Ahmad, a Syrian Palestinian in Jordan, has experienced being seen as a ‘refugee’ twice in his young life. Before the war broke out, he and his family had been living in Syria for decades since the 1948 Palestinian exodus. When the situation became too dangerous in 2013, Ahmad fled to Jordan.
A new beginning
At 26 he was forced to start all over again in a new country. He knew he needed to build up his network again in order to find work and connect with people, so he started volunteering and attending local events in his new community.
Through these events Ahmad was informed about the SPARK Internship Programme. “I decided to try my luck”, he said. He was offered several options but chose an internship at the ITTIHAD Insulating Glass Company. At first he assisted in the warehouse, shipping out the treated glass panels to various clients across the Middle East. Despite being younger than many of the workers, he picked up many management skills.

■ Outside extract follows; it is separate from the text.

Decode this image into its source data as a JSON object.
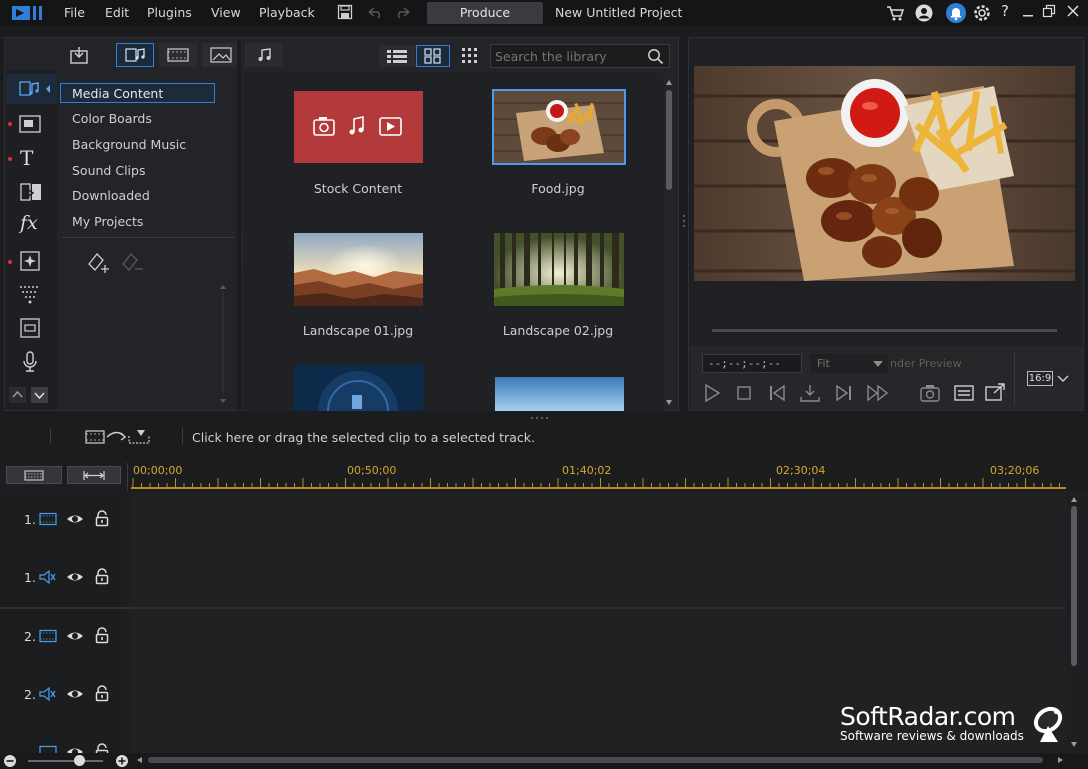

Intern to employee
Within months, Alaa, the HR Supervisor at ITTIHAD, noticed that Ahmad possessed certain promising qualities that the company could use. After his internship, Alaa offered Ahmad a full-time position within the management team.

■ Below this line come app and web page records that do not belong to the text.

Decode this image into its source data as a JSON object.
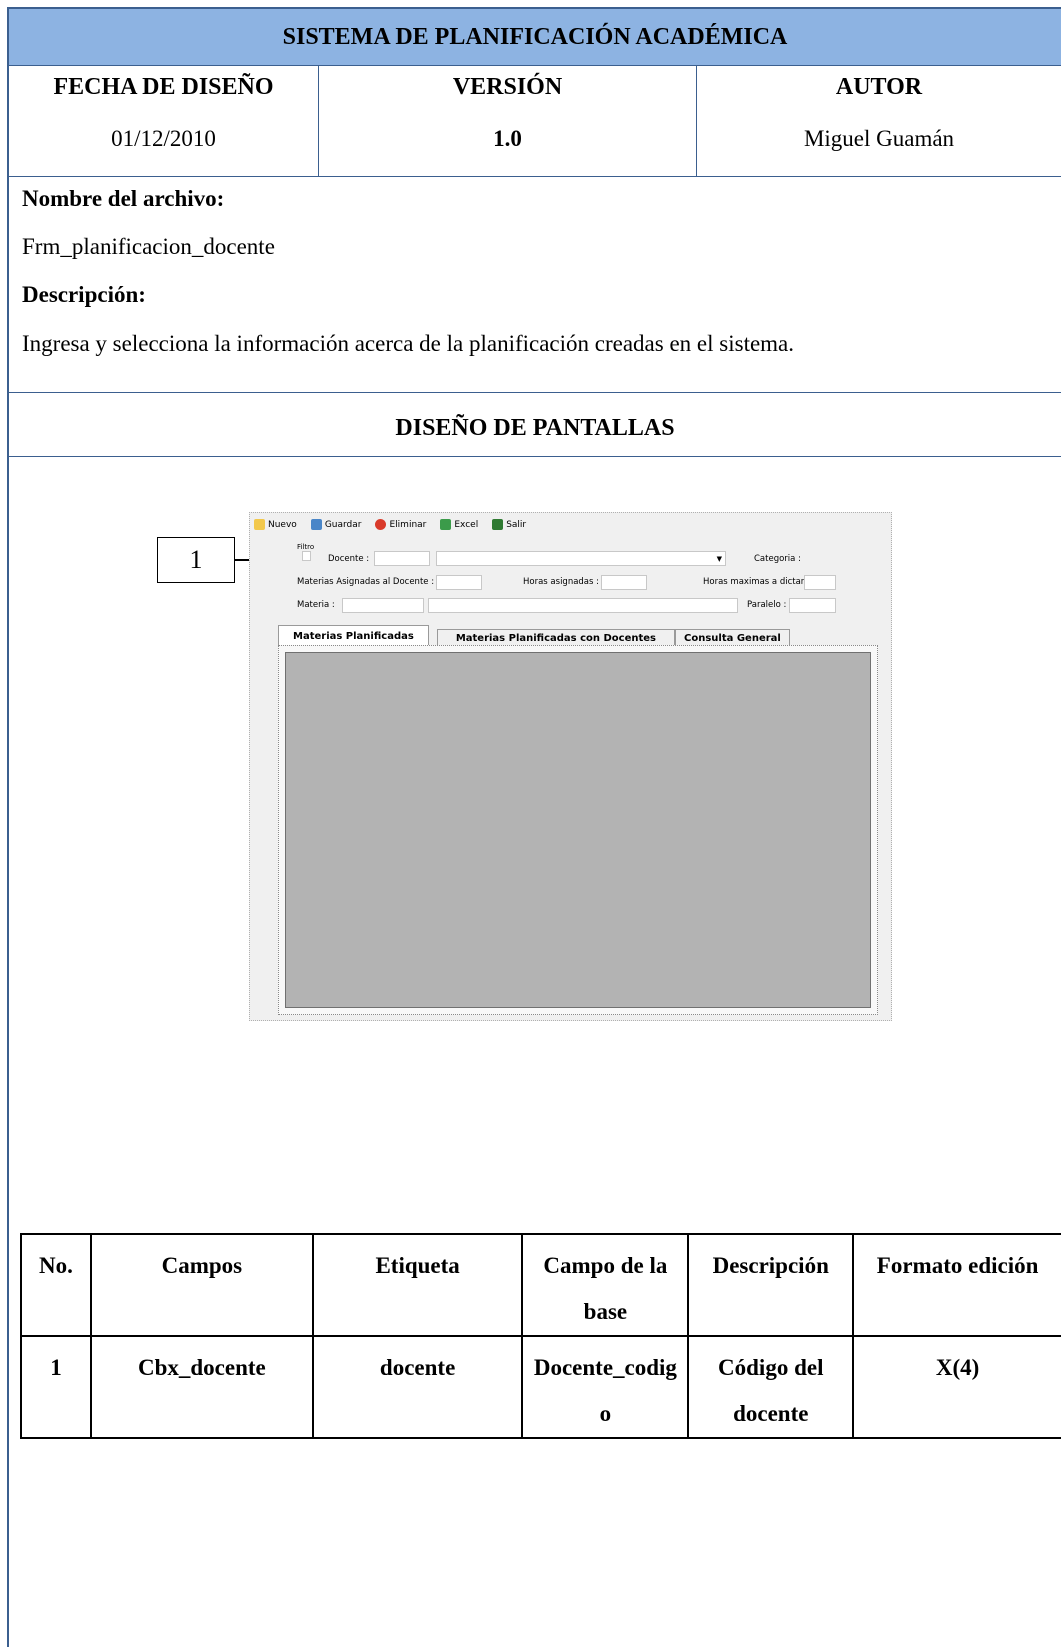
{
  "header": {
    "title": "SISTEMA DE PLANIFICACIÓN ACADÉMICA",
    "fecha_label": "FECHA DE DISEÑO",
    "fecha_value": "01/12/2010",
    "version_label": "VERSIÓN",
    "version_value": "1.0",
    "autor_label": "AUTOR",
    "autor_value": "Miguel Guamán"
  },
  "info": {
    "archivo_label": "Nombre del archivo:",
    "archivo_value": "Frm_planificacion_docente",
    "descripcion_label": "Descripción:",
    "descripcion_value": "Ingresa y selecciona la información acerca de la planificación creadas en el sistema."
  },
  "section_title": "DISEÑO DE PANTALLAS",
  "callout_number": "1",
  "app": {
    "toolbar": [
      "Nuevo",
      "Guardar",
      "Eliminar",
      "Excel",
      "Salir"
    ],
    "filtro_label": "Filtro",
    "docente_label": "Docente :",
    "categoria_label": "Categoria :",
    "materias_asignadas_label": "Materias Asignadas al Docente :",
    "horas_asignadas_label": "Horas asignadas :",
    "horas_maximas_label": "Horas maximas a dictar :",
    "materia_label": "Materia :",
    "paralelo_label": "Paralelo :",
    "tabs": [
      "Materias Planificadas",
      "Materias Planificadas con Docentes",
      "Consulta General"
    ]
  },
  "fields_table": {
    "headers": [
      "No.",
      "Campos",
      "Etiqueta",
      "Campo de la base",
      "Descripción",
      "Formato edición"
    ],
    "rows": [
      [
        "1",
        "Cbx_docente",
        "docente",
        "Docente_codigo",
        "Código del docente",
        "X(4)"
      ]
    ]
  }
}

Ahmad explained that the first 4 months in his job were challenging; being younger than the other members of staff meant it was sometimes difficult to be seen as an manager. However, he says: “the experience helped me on a personal level, as well as professional. I learned how to communicate, to be confident, it helped me to integrate with the community outside work and learn about this culture, which is a little bit different than in Syria.”
No longer a newcomer
Ahmad has faced many struggles but he’s proven that despite the burdens of nationality, given an opportunity, young people like him can excel in their work, become financially independent and contribute to their host communities immensely. “I advise anyone coming from an area with conflict to start their lives over, to start in the right way by trying to integrate in the society, by learning the language, get involved in volunteering or work. Then you’ll be able to continue your life in the best way.”